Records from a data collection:

════════════════════

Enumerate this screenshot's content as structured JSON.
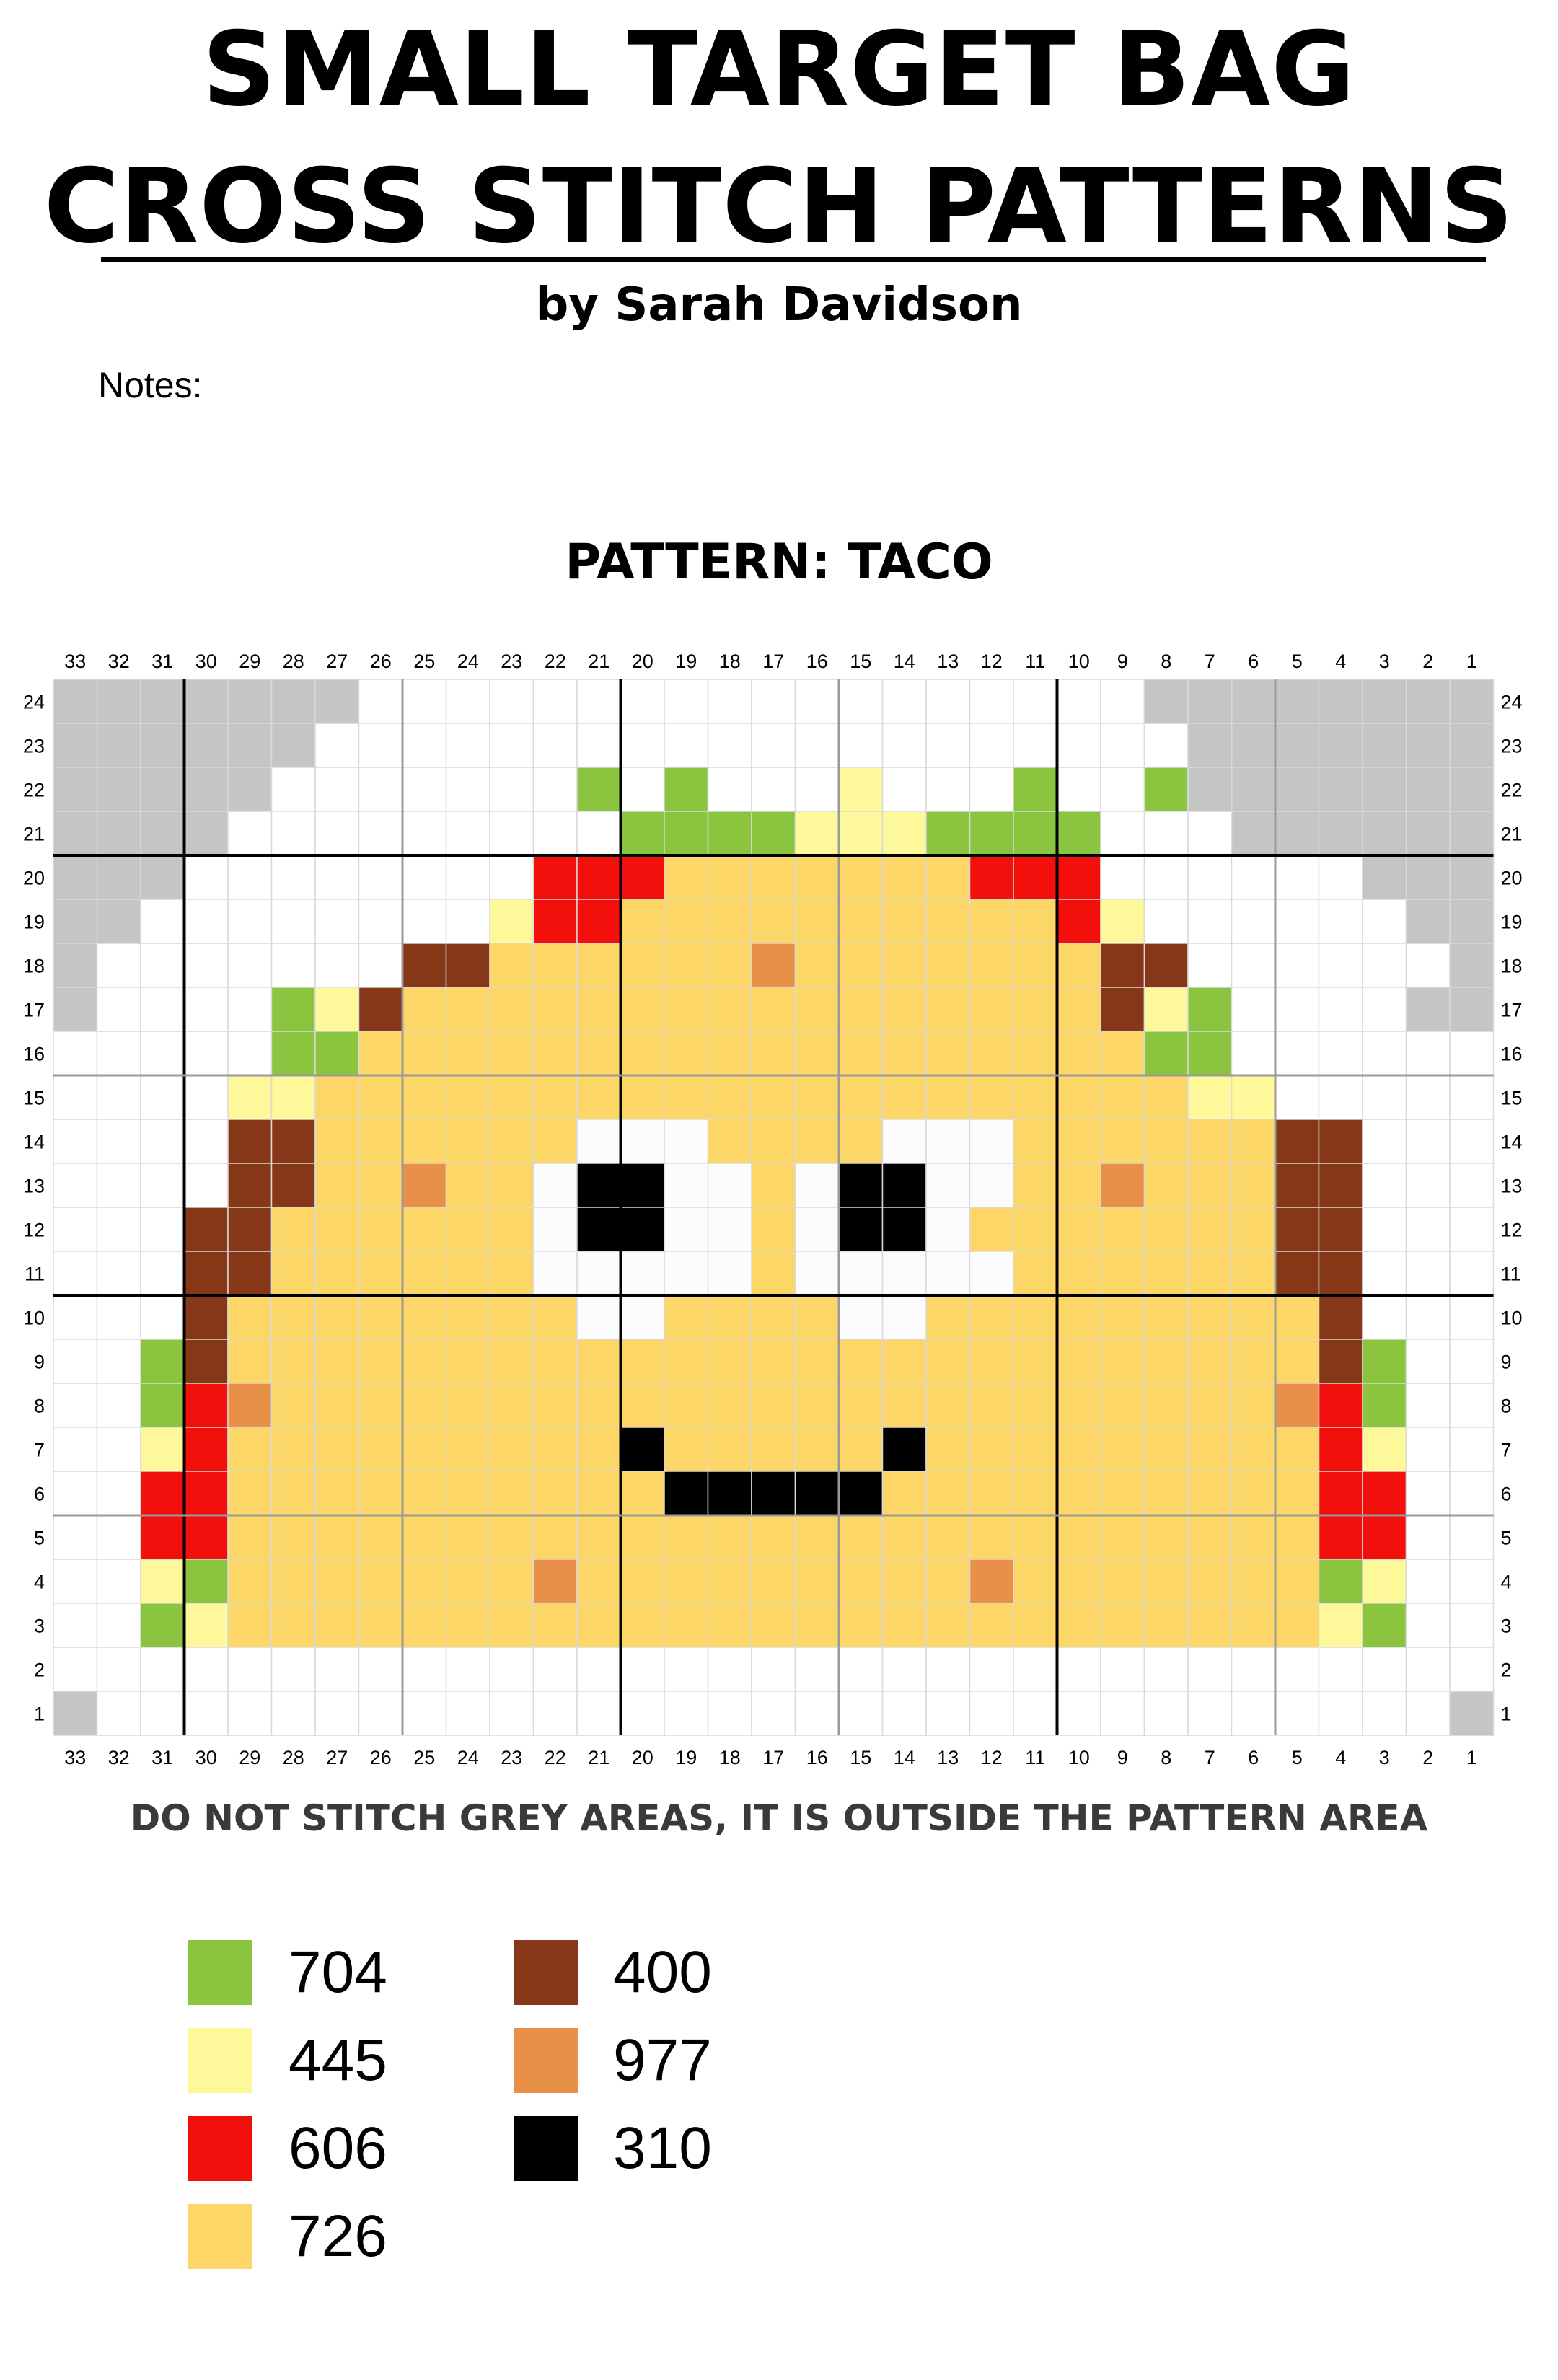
{
  "header": {
    "title_line1": "SMALL TARGET BAG",
    "title_line2": "CROSS STITCH PATTERNS",
    "byline": "by Sarah Davidson",
    "notes_label": "Notes:"
  },
  "pattern": {
    "title": "PATTERN: TACO",
    "columns": 33,
    "rows": 24,
    "column_numbering": "right-to-left (33 at left, 1 at right)",
    "row_numbering": "bottom-to-top (1 at bottom, 24 at top)",
    "bold_grid_every": 10,
    "light_grid_every": 5,
    "grid_rows_top_to_bottom": [
      "GGGGGGG..........................GGGGGGGG",
      "GGGGGG...........................GGGGGGG",
      "GGGGG.......V.V...Y...V..V.......GGGGGGG",
      "GGGG.........VVVVYYYVVVV.........GGGGGG",
      "GGG........RRRKKKKKKKRRR.......GGG",
      "GG........YRRKKKKKKKKKKRY......GG",
      "G.......BBKKKKKKOKKKKKKKBB......G",
      "G....VYBKKKKKKKKKKKKKKKKBYV....G",
      ".....VVKKKKKKKKKKKKKKKKKKVV.....",
      "....YYKKKKKKKKKKKKKKKKKKKKYY....",
      "....BBKKKKKKWWWKKKKWWWKKKKKKBB...",
      "....BBKKOKKWDDWWKWDDWWKKOKKKBB...",
      "...BBKKKKKKWDDWWKWDDWKKKKKKKBB..",
      "...BBKKKKKKWWWWWKWWWWWKKKKKKBB..",
      "...BKKKKKKKKWWKKKKWWKKKKKKKKKB..",
      "..VBKKKKKKKKKKKKKKKKKKKKKKKKKBV.",
      "..VROKKKKKKKKKKKKKKKKKKKKKKKORV.",
      "..YRKKKKKKKKKDKKKKKDKKKKKKKKKRY.",
      "..RRKKKKKKKKKKDDDDDKKKKKKKKKKRR.",
      "..RRKKKKKKKKKKKKKKKKKKKKKKKKKRR.",
      "..YVKKKKKKKOKKKKKKKKKOKKKKKKKVY.",
      "..VYKKKKKKKKKKKKKKKKKKKKKKKKKYV.",
      "...............................",
      "G...............................G"
    ],
    "cell_colors": {
      "G": "#c4c6c3",
      ".": "#ffffff",
      "V": "#8bc53f",
      "Y": "#fdf89a",
      "R": "#f20f0c",
      "K": "#fcd767",
      "B": "#853717",
      "O": "#e89047",
      "D": "#000000",
      "W": "#fcfcff"
    }
  },
  "warning": "DO NOT STITCH GREY AREAS, IT IS OUTSIDE THE PATTERN AREA",
  "legend": {
    "left_column": [
      {
        "code": "704",
        "color": "#8bc53f"
      },
      {
        "code": "445",
        "color": "#fdf89a"
      },
      {
        "code": "606",
        "color": "#f20f0c"
      },
      {
        "code": "726",
        "color": "#fcd767"
      }
    ],
    "right_column": [
      {
        "code": "400",
        "color": "#853717"
      },
      {
        "code": "977",
        "color": "#e89047"
      },
      {
        "code": "310",
        "color": "#000000"
      }
    ]
  }
}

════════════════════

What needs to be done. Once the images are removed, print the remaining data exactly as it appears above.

Written answer.
Enumerate this screenshot's content as structured JSON.
{
  "header": {
    "title_line1": "SMALL TARGET BAG",
    "title_line2": "CROSS STITCH PATTERNS",
    "byline": "by Sarah Davidson",
    "notes_label": "Notes:"
  },
  "pattern": {
    "title": "PATTERN: TACO",
    "columns": 33,
    "rows": 24,
    "column_numbering": "right-to-left (33 at left, 1 at right)",
    "row_numbering": "bottom-to-top (1 at bottom, 24 at top)",
    "bold_grid_every": 10,
    "light_grid_every": 5,
    "grid_rows_top_to_bottom": [
      "GGGGGGG..........................GGGGGGGG",
      "GGGGGG...........................GGGGGGG",
      "GGGGG.......V.V...Y...V..V.......GGGGGGG",
      "GGGG.........VVVVYYYVVVV.........GGGGGG",
      "GGG........RRRKKKKKKKRRR.......GGG",
      "GG........YRRKKKKKKKKKKRY......GG",
      "G.......BBKKKKKKOKKKKKKKBB......G",
      "G....VYBKKKKKKKKKKKKKKKKBYV....G",
      ".....VVKKKKKKKKKKKKKKKKKKVV.....",
      "....YYKKKKKKKKKKKKKKKKKKKKYY....",
      "....BBKKKKKKWWWKKKKWWWKKKKKKBB...",
      "....BBKKOKKWDDWWKWDDWWKKOKKKBB...",
      "...BBKKKKKKWDDWWKWDDWKKKKKKKBB..",
      "...BBKKKKKKWWWWWKWWWWWKKKKKKBB..",
      "...BKKKKKKKKWWKKKKWWKKKKKKKKKB..",
      "..VBKKKKKKKKKKKKKKKKKKKKKKKKKBV.",
      "..VROKKKKKKKKKKKKKKKKKKKKKKKORV.",
      "..YRKKKKKKKKKDKKKKKDKKKKKKKKKRY.",
      "..RRKKKKKKKKKKDDDDDKKKKKKKKKKRR.",
      "..RRKKKKKKKKKKKKKKKKKKKKKKKKKRR.",
      "..YVKKKKKKKOKKKKKKKKKOKKKKKKKVY.",
      "..VYKKKKKKKKKKKKKKKKKKKKKKKKKYV.",
      "...............................",
      "G...............................G"
    ],
    "cell_colors": {
      "G": "#c4c6c3",
      ".": "#ffffff",
      "V": "#8bc53f",
      "Y": "#fdf89a",
      "R": "#f20f0c",
      "K": "#fcd767",
      "B": "#853717",
      "O": "#e89047",
      "D": "#000000",
      "W": "#fcfcff"
    }
  },
  "warning": "DO NOT STITCH GREY AREAS, IT IS OUTSIDE THE PATTERN AREA",
  "legend": {
    "left_column": [
      {
        "code": "704",
        "color": "#8bc53f"
      },
      {
        "code": "445",
        "color": "#fdf89a"
      },
      {
        "code": "606",
        "color": "#f20f0c"
      },
      {
        "code": "726",
        "color": "#fcd767"
      }
    ],
    "right_column": [
      {
        "code": "400",
        "color": "#853717"
      },
      {
        "code": "977",
        "color": "#e89047"
      },
      {
        "code": "310",
        "color": "#000000"
      }
    ]
  }
}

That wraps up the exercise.